Nearly 2 in 3 Montezuma County children under the age of 6 reside in homes that face financial hardships.
While only about a third of Montezuma County children live below the federal poverty level, formulated using 1960s calculations, the number of children living in homes without self-sufficient incomes is nearly double, said Bill Jaeger, vice-president of Early Childhood Initiatives for the Colorado Children’s Campaign, author of the Kids Count report.
The federal poverty level for a family of four is set at $23,850 in Montezuma County. But the true cost of living, described as a self-efficient income, for a family of four is $55,956.
According to Jaeger, 55 percent of Montezuma County children under the age of 18 reside in homes that don’t receive a self-efficient income. For children 6 and under, the rate spikes to 60 percent, Jaeger said.
At a recent community luncheon, about three dozen area educators, social workers and child advocates convened to obtain insight and analysis into the 2015 Kids Count report, which includes a child well-being index for the 25 most populated counties in Colorado. Montezuma County was last among the counties surveyed. In comparison, La Plata County ranked 11th.
The Kids Count report measures 12 aspects related to children’s health, education and family and community support.
“Every data point reflects an actual child and a family,” said Jaeger.
Health indicators include teen births, low birth weights, infant mortality, uninsured children and obesity.
Analyzing the data, Montezuma County Public Health Director Bobbi Lock praised gains made in regard to teen birth rates, for example, which dropped from 52 per 1,000 in 2013 to 45 per 1000 in 2014. She was also happy to discover that child obesity levels had dipped from 31 to 27 percent.
However, Lock added that the county, in regard to children’s health, continued to face uphill battles. For example, she pointed out that low-weight newborns had increased from 6 to 10 percent from 2013 to 2014.
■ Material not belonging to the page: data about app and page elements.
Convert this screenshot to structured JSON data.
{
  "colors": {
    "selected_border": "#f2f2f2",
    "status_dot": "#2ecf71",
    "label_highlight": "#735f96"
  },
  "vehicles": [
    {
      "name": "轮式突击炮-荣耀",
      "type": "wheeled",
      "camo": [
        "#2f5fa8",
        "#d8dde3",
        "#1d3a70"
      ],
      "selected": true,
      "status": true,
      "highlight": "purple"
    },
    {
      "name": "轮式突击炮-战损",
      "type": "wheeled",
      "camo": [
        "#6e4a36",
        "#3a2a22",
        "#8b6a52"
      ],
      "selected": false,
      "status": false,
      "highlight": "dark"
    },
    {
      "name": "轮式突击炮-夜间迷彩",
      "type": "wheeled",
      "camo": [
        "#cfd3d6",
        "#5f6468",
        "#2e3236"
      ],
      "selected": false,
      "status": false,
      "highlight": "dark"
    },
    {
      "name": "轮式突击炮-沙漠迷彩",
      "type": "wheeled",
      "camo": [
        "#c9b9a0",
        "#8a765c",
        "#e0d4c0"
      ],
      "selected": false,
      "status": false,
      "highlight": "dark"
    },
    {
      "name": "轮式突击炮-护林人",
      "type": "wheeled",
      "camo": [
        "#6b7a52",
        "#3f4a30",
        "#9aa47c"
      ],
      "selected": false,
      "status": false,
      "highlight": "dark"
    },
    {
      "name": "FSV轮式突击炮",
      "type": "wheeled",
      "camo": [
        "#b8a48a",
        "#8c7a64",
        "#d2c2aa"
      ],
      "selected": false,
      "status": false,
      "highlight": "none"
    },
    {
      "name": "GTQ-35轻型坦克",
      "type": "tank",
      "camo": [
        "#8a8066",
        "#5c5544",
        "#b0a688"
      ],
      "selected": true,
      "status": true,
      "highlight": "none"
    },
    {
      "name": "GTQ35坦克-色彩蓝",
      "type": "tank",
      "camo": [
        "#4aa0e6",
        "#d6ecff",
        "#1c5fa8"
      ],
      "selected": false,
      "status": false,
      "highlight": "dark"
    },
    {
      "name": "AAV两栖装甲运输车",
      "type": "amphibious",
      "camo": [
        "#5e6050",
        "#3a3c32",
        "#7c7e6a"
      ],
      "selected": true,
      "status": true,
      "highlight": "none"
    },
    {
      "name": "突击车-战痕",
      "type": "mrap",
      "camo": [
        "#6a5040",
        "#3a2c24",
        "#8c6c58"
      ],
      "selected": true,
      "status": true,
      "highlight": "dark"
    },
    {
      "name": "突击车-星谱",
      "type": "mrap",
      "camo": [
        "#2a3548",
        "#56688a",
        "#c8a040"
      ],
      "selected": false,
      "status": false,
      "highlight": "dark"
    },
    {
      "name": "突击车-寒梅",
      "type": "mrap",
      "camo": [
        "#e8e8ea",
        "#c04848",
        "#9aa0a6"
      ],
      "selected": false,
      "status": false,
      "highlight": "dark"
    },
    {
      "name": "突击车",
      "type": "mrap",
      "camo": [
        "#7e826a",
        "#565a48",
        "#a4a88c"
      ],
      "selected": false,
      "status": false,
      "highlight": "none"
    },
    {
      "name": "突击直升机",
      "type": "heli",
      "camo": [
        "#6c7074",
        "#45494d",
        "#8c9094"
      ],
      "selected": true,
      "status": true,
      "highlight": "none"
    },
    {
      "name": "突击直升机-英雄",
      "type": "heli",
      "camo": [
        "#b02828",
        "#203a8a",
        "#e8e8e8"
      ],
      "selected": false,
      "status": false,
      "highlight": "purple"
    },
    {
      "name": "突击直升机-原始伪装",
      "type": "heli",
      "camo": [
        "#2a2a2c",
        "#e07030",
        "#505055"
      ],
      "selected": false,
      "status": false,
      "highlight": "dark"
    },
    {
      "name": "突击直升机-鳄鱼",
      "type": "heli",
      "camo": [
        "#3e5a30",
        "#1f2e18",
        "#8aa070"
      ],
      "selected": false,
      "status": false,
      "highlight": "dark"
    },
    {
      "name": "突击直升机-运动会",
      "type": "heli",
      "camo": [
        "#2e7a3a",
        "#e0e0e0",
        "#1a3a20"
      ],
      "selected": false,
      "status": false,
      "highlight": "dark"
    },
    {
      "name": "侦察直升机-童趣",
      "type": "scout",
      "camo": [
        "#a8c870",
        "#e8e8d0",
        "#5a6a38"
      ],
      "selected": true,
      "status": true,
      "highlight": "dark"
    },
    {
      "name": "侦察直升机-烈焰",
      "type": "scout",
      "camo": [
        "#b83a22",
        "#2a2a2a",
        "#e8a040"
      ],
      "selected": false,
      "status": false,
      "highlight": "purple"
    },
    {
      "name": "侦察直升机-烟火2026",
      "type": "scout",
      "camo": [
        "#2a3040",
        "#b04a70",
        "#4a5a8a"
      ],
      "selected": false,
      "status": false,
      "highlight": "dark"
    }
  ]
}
“The child well-being index for uninsured children in Colorado counties was also disappointing – since it was 13.7 percent and is now 19.9 percent – making us tied with La Plata County for the counties with the highest uninsured rate for children in the state,” said Lock.
Another area of concern for Lock was the number of women that reported smoking during pregnancy – 15.5 percent in Montezuma County. In comparison, only about 7 percent of pregnant women across Colorado reported smoking while pregnant.
To combat the problem, Lock said the county had launched its “Baby and Me, Tobacco Free” program, designed to educate and coach women who are eager to quit smoking while pregnant. The program includes an incentive, making free diapers available for one year if the woman quits smoking.
Regarding education, the Kids Count report measures kindergartners in full-day programs, English language learners, high school graduation rates and proficiency levels in reading, math, writing, science and social studies.
Asked to identify what aspect of the Kids Count report he found troublesome, Montezuma-Cortez Re-1 Superintendent Alex Carter quickly pointed to the continued downward trend in per-pupil spending in Colorado versus the national average. In 2001, Colorado’s per-pupil funding was $714 below the national average. By 2012, the gap had widened to more than $2,700.
“I know it seems that school leaders are always complaining about the lack of adequate funding for our public schools, but the fact of the matter is that Colorado is going to have to accept that you get what you pay for,” he said.
Because of funding disparities, Carter said it was impossible for schools to offer educational programs to prepare students for the competitive global marketplace. He added that the funding woes were further exacerbated at the local level. “Many students in our community, which, as the report so clearly points out, are the ones in the greatest need of intensive services to help counterbalance the pervasive effect of poverty,” said Carter. “Without appropriate funding, it is likely that the other disparities and concerns for our community that are outlined in the report will persist.”
Re-1 board member Jack Schuenemeyer, who also attended the Kids Count luncheon, piggy-backed on Carter’s assessment, stating the country’s widening income inequality gap was linked to education. He added students that were ill prepared academically typically landed lower paying jobs.
“Are we as a society, satisfied to have only children who reside in the wealthiest school district be fully prepared for the 21st century?” Schuenemeyer said. “Looking at the history of science strongly suggests than many important innovations were made by children of the poor and middle class who had opportunities for a quality education.”
State Sen. Ellen Roberts and State Rep. Don Coram were both invited to last week’s Kids Count luncheon in Cortez. Neither attended, but Jaeger applauded both as strong child advocates.
To view the entire 2015 Kids Count report, click http://bit.ly/COkids2015.